Friar Lawrence performed a marriage illegally, without consulting the parents of two minors. He also harbored a fugitive (Romeo), right after he was found guilty of murder. Finally, he tried to deceive Juliet’s parents by giving her a dangerous drug. On paper, though Friar Lawrence was certainly acting out of compassion for Romeo and Juliet, his actions were highly suspicious and could be considered criminal.

An English class can learn a lot putting Friar Lawrence on trial for his role in Romeo and Juliet’s deaths, as long as they are responsible in the way they portray teenage suicide.

Who Originally Played Friar Laurence?

I don’t have any substantial evidence to prove this but I do of have a theory: some of Shakespeare’s parts require a great amount of stage business; singing, dancing, swordfighting, improvising that kind of thing. Hamlet for example has to sing, dance, sword fight, and remember copious amounts of speeches and dialogue. Will Kempe had to dance and dance and sing. Robert Armin had to improvise and dance with the audience.

My theory is Shakespeare didn’t have time to learn extravagant stage business, since he was also writing the plays and helping with the company’s business dealings. With this in mind, he probably gave himself the parts that had long speeches. That’s why I think that Shakespeare himself might have played friar Laurence.

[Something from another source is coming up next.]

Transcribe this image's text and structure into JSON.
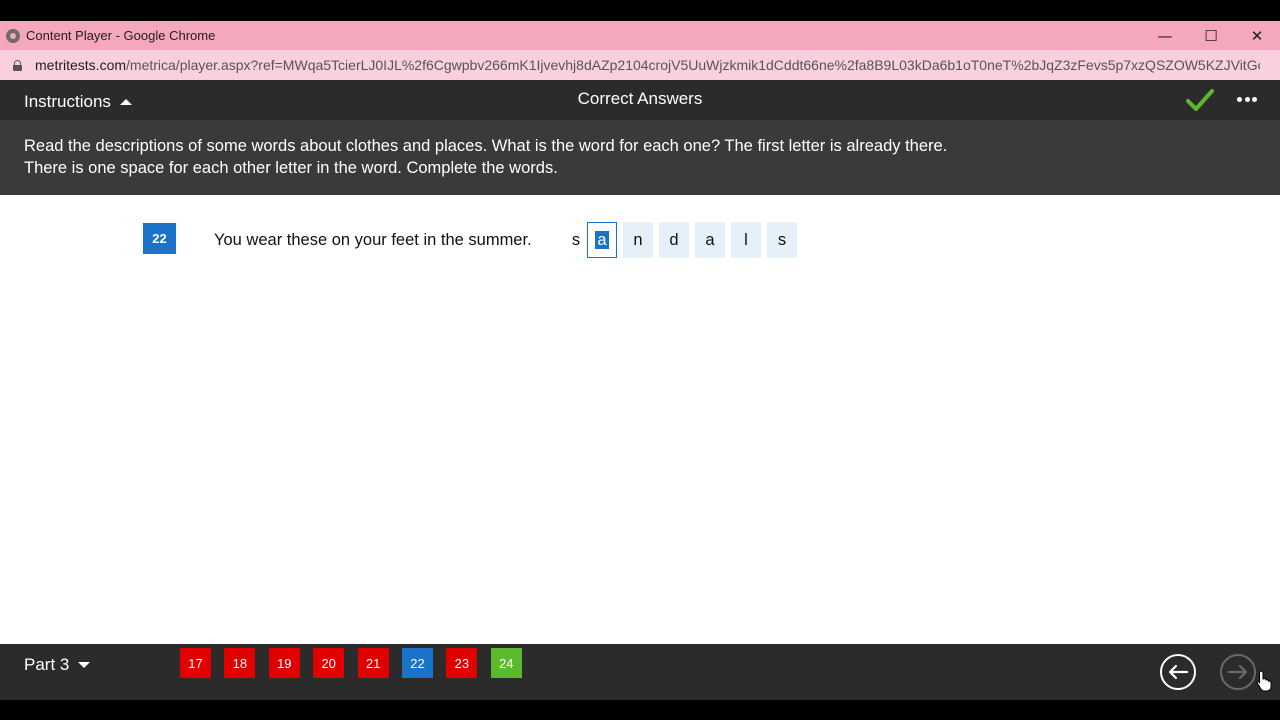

Plus Shakespeare had an edge playing the role over other actors. Since friars are supposed to shave their heads, and since we know that Shakespeare had thinning hair, he could have easily played the part himself.

So those of you who get cast as Friar Laurence and wish that you were cast is somebody young like Romeo or Tybalt, at least your consolation prize is that you might be playing the part that Shakespeare himself once played.

I hope you found this insightful and maybe helpful if you find yourself cast in Romeo and Juliet. I’ll be sure to post about the Friar Lawrence mock trial I’m currently working on. At the very least, I hope this information helps you see Friar Lawrence as more than an old guy who hangs around teenagers.

https://youtu.be/AMLRwqPm_gk snl